Ocean plastic initiative Waste Free Oceans (WFO) has revealed the first emergency shelter made from recycled plastic, an experimental project that was presented at the Ecomondo circular economy fair in Rimini, Italy.

The creators of the shelter, which is made from plastics found in the River Po in northern Italy, initially developed the concept for use in refugee camps, where it could simultaneously reduce plastic waste and provide a material to be used for shelters or other useful structures. Emergency shelter built entirely from recycled plastic

The shelter is made from separate recycled plastic panels that can be quickly assembled and disassembled when needed to deal with emergency situations. After its presentation at the Ecomondo fair, the panels of the shelter were sent to Athens, Greece, to assist refugees in the area.

More widely, the shelter can be used to help authorities dealing with any type of emergency situation, providing a flexible and affording housing solution to humanitarian crises.

Corepla – an Italian non-profit consortium for the collection, recycling and recovery of the waste from plastic packaging materials – paired up with WFO to provide the recycled material for the Italian project. Its prototype has been produced together with Protomax, a UK plastic engineering specialist, which moulded the material into panels.

Commenting on the project, Antonello Ciotti, President of Corepla, said: “With Waste Free Oceans and an English company [Protomax] we have closed the loop, applying circular economy principles, by developing a small cabin built from river plastic waste. This shelter can be put together in four hours at a very small cost and can be used in emergencies to provide immediate refuge.”

WFO Founder, Alexandre Dangis, described the benefits of a combined environmental and social initiative: “Driving the limits of plastics recycling to the extreme in order to contribute to social housing and emergency shelters is a win-win situation for Europe. More applications from mixed plastics waste in construction and horticulture and furniture markets will need to be developed in Europe if we are serious about the circular economy. At the same time, this social, humanitarian project has an educational purpose which should not be underestimated.”

This is not the first initiative which utilises the vast amount of plastic floating in our oceans. Head & Shoulders designed the first beach plastic shampoo bottle in 2016, and Adidas also launched recycled ocean plastic football kits in the same year. More recently, M&S have uncovered a reusable bag made from 75 per cent ‘Social Plastic’.
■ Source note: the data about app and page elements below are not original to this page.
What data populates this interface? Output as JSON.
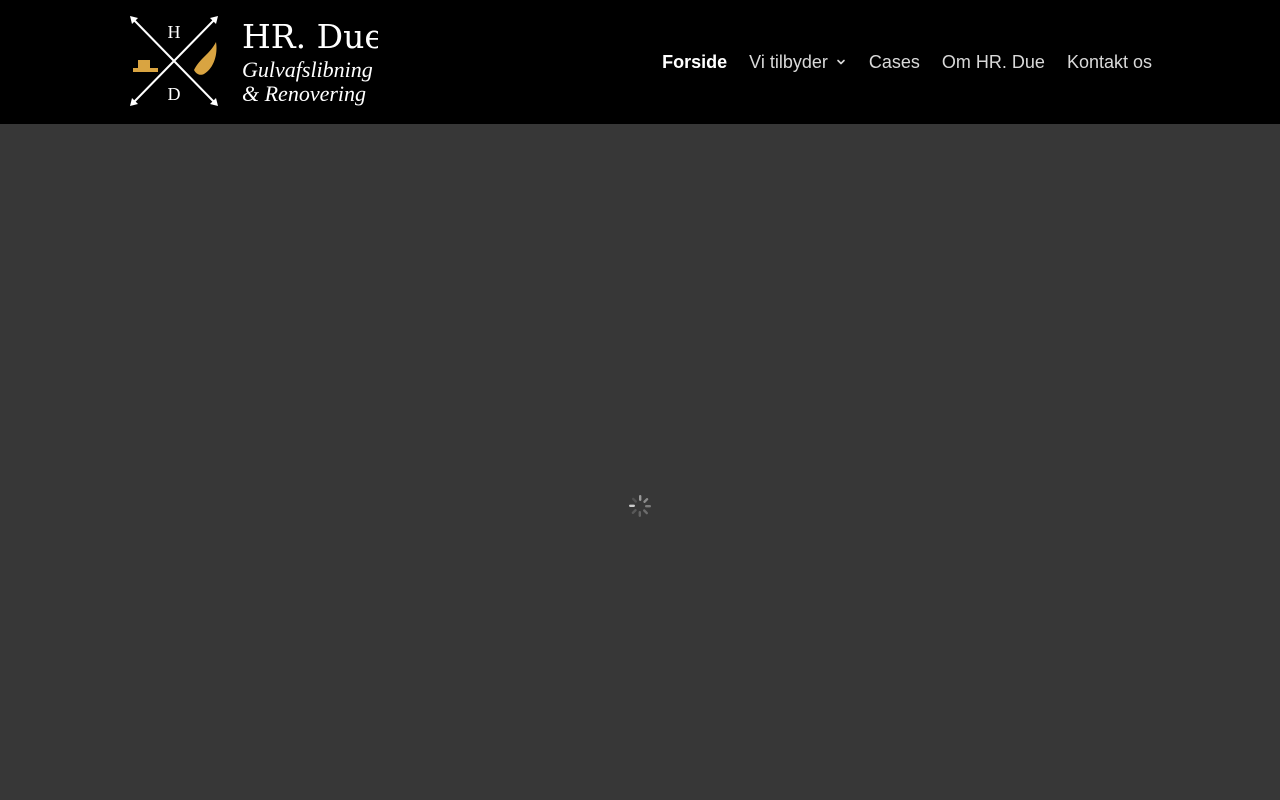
{
  "brand": {
    "logo_letter_top": "H",
    "logo_letter_bottom": "D",
    "name": "HR. Due",
    "tagline_line1": "Gulvafslibning",
    "tagline_line2": "& Renovering",
    "accent_color": "#d9a441"
  },
  "nav": {
    "items": [
      {
        "label": "Forside",
        "active": true
      },
      {
        "label": "Vi tilbyder",
        "has_dropdown": true
      },
      {
        "label": "Cases"
      },
      {
        "label": "Om HR. Due"
      },
      {
        "label": "Kontakt os"
      }
    ],
    "dropdown_icon": "chevron-down-icon"
  },
  "main": {
    "status_icon": "loading-spinner-icon",
    "background_color": "#373737"
  }
}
To read more about the recycled plastic shelter, check out WFO’s website.